Goal of the exercise> Reproduce the listing that follows, unchanged and complete.

===== Input for this task =====

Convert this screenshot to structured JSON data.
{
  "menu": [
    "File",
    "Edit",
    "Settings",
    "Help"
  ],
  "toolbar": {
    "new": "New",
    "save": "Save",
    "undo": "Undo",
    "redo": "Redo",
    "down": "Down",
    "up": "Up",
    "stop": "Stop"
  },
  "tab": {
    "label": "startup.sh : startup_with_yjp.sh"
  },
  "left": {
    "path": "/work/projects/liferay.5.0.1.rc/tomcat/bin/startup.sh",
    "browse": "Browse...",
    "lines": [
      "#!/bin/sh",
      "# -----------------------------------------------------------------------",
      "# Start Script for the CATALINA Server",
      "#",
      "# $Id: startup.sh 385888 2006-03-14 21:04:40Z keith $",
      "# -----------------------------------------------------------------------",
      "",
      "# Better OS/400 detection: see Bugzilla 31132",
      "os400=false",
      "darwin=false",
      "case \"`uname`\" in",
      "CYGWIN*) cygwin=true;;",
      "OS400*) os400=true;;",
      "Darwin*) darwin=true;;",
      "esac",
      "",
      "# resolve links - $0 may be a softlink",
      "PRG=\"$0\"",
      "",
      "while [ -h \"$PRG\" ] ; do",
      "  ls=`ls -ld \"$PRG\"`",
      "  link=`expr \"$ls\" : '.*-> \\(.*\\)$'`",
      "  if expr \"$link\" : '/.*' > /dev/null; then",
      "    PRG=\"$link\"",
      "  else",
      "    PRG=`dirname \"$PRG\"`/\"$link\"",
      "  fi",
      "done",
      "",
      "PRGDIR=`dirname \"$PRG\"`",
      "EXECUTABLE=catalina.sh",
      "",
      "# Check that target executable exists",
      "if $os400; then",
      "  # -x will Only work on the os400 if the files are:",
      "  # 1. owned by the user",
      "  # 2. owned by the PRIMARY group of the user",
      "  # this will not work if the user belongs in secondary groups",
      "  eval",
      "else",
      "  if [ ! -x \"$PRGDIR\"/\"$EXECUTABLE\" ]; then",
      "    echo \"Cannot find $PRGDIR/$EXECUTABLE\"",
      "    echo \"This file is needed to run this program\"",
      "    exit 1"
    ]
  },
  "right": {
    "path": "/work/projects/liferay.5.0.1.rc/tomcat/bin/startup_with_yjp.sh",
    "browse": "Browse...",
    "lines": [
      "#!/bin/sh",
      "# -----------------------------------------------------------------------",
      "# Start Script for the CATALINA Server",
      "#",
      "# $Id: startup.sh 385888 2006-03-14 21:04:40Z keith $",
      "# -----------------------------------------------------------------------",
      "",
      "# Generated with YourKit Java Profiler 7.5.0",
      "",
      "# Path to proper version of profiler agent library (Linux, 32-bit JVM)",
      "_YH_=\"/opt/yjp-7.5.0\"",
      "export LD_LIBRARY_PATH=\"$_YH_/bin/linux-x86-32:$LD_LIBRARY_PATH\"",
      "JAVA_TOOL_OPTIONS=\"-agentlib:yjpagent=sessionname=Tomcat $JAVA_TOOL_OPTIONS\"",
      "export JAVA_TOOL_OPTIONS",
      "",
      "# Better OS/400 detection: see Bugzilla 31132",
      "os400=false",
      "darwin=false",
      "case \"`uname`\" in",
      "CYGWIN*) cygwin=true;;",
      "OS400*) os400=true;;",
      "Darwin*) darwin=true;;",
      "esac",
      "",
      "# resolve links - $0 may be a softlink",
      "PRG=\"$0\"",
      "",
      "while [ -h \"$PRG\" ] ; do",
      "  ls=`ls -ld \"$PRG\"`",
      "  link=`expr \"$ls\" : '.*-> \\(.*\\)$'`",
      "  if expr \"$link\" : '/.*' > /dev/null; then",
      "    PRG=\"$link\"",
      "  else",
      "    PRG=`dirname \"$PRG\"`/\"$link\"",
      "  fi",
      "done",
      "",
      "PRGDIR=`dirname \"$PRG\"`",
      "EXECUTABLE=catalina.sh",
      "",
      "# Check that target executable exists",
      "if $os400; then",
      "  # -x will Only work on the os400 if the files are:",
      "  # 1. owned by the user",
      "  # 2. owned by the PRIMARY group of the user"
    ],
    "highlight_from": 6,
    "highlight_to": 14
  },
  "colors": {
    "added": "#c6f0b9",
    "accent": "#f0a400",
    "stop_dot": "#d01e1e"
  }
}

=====

Exercise result>
Convert this screenshot to structured JSON data.
{
  "menu": [
    "File",
    "Edit",
    "Settings",
    "Help"
  ],
  "toolbar": {
    "new": "New",
    "save": "Save",
    "undo": "Undo",
    "redo": "Redo",
    "down": "Down",
    "up": "Up",
    "stop": "Stop"
  },
  "tab": {
    "label": "startup.sh : startup_with_yjp.sh"
  },
  "left": {
    "path": "/work/projects/liferay.5.0.1.rc/tomcat/bin/startup.sh",
    "browse": "Browse...",
    "lines": [
      "#!/bin/sh",
      "# -----------------------------------------------------------------------",
      "# Start Script for the CATALINA Server",
      "#",
      "# $Id: startup.sh 385888 2006-03-14 21:04:40Z keith $",
      "# -----------------------------------------------------------------------",
      "",
      "# Better OS/400 detection: see Bugzilla 31132",
      "os400=false",
      "darwin=false",
      "case \"`uname`\" in",
      "CYGWIN*) cygwin=true;;",
      "OS400*) os400=true;;",
      "Darwin*) darwin=true;;",
      "esac",
      "",
      "# resolve links - $0 may be a softlink",
      "PRG=\"$0\"",
      "",
      "while [ -h \"$PRG\" ] ; do",
      "  ls=`ls -ld \"$PRG\"`",
      "  link=`expr \"$ls\" : '.*-> \\(.*\\)$'`",
      "  if expr \"$link\" : '/.*' > /dev/null; then",
      "    PRG=\"$link\"",
      "  else",
      "    PRG=`dirname \"$PRG\"`/\"$link\"",
      "  fi",
      "done",
      "",
      "PRGDIR=`dirname \"$PRG\"`",
      "EXECUTABLE=catalina.sh",
      "",
      "# Check that target executable exists",
      "if $os400; then",
      "  # -x will Only work on the os400 if the files are:",
      "  # 1. owned by the user",
      "  # 2. owned by the PRIMARY group of the user",
      "  # this will not work if the user belongs in secondary groups",
      "  eval",
      "else",
      "  if [ ! -x \"$PRGDIR\"/\"$EXECUTABLE\" ]; then",
      "    echo \"Cannot find $PRGDIR/$EXECUTABLE\"",
      "    echo \"This file is needed to run this program\"",
      "    exit 1"
    ]
  },
  "right": {
    "path": "/work/projects/liferay.5.0.1.rc/tomcat/bin/startup_with_yjp.sh",
    "browse": "Browse...",
    "lines": [
      "#!/bin/sh",
      "# -----------------------------------------------------------------------",
      "# Start Script for the CATALINA Server",
      "#",
      "# $Id: startup.sh 385888 2006-03-14 21:04:40Z keith $",
      "# -----------------------------------------------------------------------",
      "",
      "# Generated with YourKit Java Profiler 7.5.0",
      "",
      "# Path to proper version of profiler agent library (Linux, 32-bit JVM)",
      "_YH_=\"/opt/yjp-7.5.0\"",
      "export LD_LIBRARY_PATH=\"$_YH_/bin/linux-x86-32:$LD_LIBRARY_PATH\"",
      "JAVA_TOOL_OPTIONS=\"-agentlib:yjpagent=sessionname=Tomcat $JAVA_TOOL_OPTIONS\"",
      "export JAVA_TOOL_OPTIONS",
      "",
      "# Better OS/400 detection: see Bugzilla 31132",
      "os400=false",
      "darwin=false",
      "case \"`uname`\" in",
      "CYGWIN*) cygwin=true;;",
      "OS400*) os400=true;;",
      "Darwin*) darwin=true;;",
      "esac",
      "",
      "# resolve links - $0 may be a softlink",
      "PRG=\"$0\"",
      "",
      "while [ -h \"$PRG\" ] ; do",
      "  ls=`ls -ld \"$PRG\"`",
      "  link=`expr \"$ls\" : '.*-> \\(.*\\)$'`",
      "  if expr \"$link\" : '/.*' > /dev/null; then",
      "    PRG=\"$link\"",
      "  else",
      "    PRG=`dirname \"$PRG\"`/\"$link\"",
      "  fi",
      "done",
      "",
      "PRGDIR=`dirname \"$PRG\"`",
      "EXECUTABLE=catalina.sh",
      "",
      "# Check that target executable exists",
      "if $os400; then",
      "  # -x will Only work on the os400 if the files are:",
      "  # 1. owned by the user",
      "  # 2. owned by the PRIMARY group of the user"
    ],
    "highlight_from": 6,
    "highlight_to": 14
  },
  "colors": {
    "added": "#c6f0b9",
    "accent": "#f0a400",
    "stop_dot": "#d01e1e"
  }
}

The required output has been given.